  1. An estimated 9.5 million people attended a live music show at a grassroots music venue in the last 12 months, consisting of;
    -8.5 million paid visits
    -1 million visits to a free event
  2. Circa 140,000 shows took place, featuring over 480,000 performances;
    – 293,000 performances at paid events
    – 191,000 performances at free events
  3. The average ticket price has risen slightly above inflation – to an average £8.55 in 2018 from £7.80 in 2016 (equivalent to £8.27 in 2018 allowing for inflation)
  4. Approximately 16,000 FTE posts have been described in this sector, consisting of 12,000 FTE paid work and 4000 FTE volunteer posts
  5. Based upon the expenditure allocated to those posts, the average salary being earned is significantly below minimum wage, equating to approximately £2 per hour.
  6. In reality, to accommodate this and meet their legal obligations, venue owners anecdotally report that:
    – they are not paying themselves or their partners who own the business.
    – FTE roles are a combination of paid and volunteer work
    – staff work significant unpaid hours in almost every aspect of the business to reduce salary expenses
  7. The sector generated circa £190 million in economic activity;
    – £72 million in ticket sales
    – £118 million in bar/catering
  8. At least 130% of the ticket income is being spent on delivering the show – this estimate is extraordinarily generous to the show expenses, assuming that;
    – only 50% of the staff employed have a function required for the delivery of the show
    – the show bears no responsibility for rent, rates, electric, water, gas etc.
  9. 1 in 4 venues have converted their legal status in relation to events to a not-for-profit entity, up to 24% from 2% in 2015. This is a very significant outcome for Music Venue Trust, which has actively promoted and encouraged this change in legal status since 2015.
  10. This change in legal status has had no impact at all on the ability of venues to obtain public subsidy;
    – subsidy in this sector equates to 0.046% of total income;
    – 460 out of 471 venues exist on no subsidy or external support at all.

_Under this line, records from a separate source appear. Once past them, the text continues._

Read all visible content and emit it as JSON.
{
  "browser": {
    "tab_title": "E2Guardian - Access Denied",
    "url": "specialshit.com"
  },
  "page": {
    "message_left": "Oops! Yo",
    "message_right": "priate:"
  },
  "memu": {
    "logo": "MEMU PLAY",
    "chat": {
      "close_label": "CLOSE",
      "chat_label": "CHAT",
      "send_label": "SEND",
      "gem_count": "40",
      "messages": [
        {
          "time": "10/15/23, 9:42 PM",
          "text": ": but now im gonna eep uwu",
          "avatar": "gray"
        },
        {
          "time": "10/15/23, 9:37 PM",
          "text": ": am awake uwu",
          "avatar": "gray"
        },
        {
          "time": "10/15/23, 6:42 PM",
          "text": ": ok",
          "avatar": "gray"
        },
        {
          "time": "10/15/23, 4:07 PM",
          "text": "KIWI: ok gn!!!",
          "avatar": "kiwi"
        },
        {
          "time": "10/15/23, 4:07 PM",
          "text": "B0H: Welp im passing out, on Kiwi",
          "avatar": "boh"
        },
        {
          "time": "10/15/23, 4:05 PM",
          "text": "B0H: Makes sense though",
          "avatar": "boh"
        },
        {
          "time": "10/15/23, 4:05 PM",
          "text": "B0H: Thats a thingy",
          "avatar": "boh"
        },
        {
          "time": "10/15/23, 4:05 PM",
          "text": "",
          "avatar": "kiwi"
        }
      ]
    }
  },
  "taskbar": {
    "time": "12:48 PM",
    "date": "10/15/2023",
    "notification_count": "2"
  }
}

Additional information from the venues responding:

  • 38% report they have some form of Online Access statement as recommended by Attitude is Everything
  • 33% are signed up to the Musicians Union Fair Play Venue scheme
  • 70% report they have a process in place for the reporting of sexual harassment during events as recommended by Safe Gigs for Women (and others)
  • 69% report they have banned the use of Plastic Straws as recommended by Julie’s Bicycle (and others)
  • 92% report they have made their space available for free (at their own expense) on multiple occasions for charity events

One line summary:
It can’t go on like this, something has to change.

The MIA became the first supporter to sign up to the new Venue Pipeline Investment Fund: http://musicvenuetrust.com/…/music-venue-trust-launches-pi…/

Take away:
Music Venue 0.046% subsidy in the UK, average 35% across Europe.

www.musicvenuetrust.com